|International Classification||H01F5/00, G01B7/14, H04B5/00, G01B7/30, G01D5/48|
|Cooperative Classification||H04B5/0062, H04B5/0087, H04B5/0056, G01D21/00|
|European Classification||G01D21/00, H04B5/00R|
|Feb 14, 2003||AS||Assignment|
Owner name: HEWLETT-PACKARD COMPANY, COLORADO
Free format text: ASSIGNMENT OF ASSIGNORS INTEREST;ASSIGNORS:LYON, GEOFF M.;PRADHAN, SALIL;PATEL, CHANDRAKANT;REEL/FRAME:013430/0267;SIGNING DATES FROM 20030127 TO 20030128
|Jun 18, 2003||AS||Assignment|
Owner name: HEWLETT-PACKARD DEVELOPMENT COMPANY, L.P.,COLORADO
Free format text: ASSIGNMENT OF ASSIGNORS INTEREST;ASSIGNOR:HEWLETT-PACKARD COMPANY;REEL/FRAME:013776/0928
Effective date: 20030131
|Nov 16, 2009||FPAY||Fee payment|
Year of fee payment: 4

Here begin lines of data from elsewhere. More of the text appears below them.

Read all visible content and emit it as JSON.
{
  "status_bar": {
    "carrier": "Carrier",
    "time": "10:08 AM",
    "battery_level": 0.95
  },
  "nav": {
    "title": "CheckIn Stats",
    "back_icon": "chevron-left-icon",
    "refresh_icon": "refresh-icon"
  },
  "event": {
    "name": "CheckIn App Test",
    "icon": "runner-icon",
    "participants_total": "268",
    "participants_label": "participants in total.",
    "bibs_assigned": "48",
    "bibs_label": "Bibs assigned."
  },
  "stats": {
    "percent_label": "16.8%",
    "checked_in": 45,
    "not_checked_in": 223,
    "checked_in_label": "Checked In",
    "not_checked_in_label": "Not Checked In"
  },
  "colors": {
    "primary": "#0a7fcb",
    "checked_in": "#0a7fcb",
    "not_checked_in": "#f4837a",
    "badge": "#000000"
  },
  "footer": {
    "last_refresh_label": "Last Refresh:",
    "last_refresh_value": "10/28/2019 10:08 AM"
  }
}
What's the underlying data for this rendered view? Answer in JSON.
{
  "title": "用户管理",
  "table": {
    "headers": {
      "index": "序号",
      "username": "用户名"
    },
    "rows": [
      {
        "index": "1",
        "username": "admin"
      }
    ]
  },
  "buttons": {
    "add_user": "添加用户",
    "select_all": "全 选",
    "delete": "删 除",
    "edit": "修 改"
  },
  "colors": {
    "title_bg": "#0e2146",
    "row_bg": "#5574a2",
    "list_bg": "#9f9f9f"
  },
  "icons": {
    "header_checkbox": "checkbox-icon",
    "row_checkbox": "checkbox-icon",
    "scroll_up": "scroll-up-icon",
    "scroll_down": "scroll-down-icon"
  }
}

|Oct 24, 2013||FPAY||Fee payment|
Year of fee payment: 8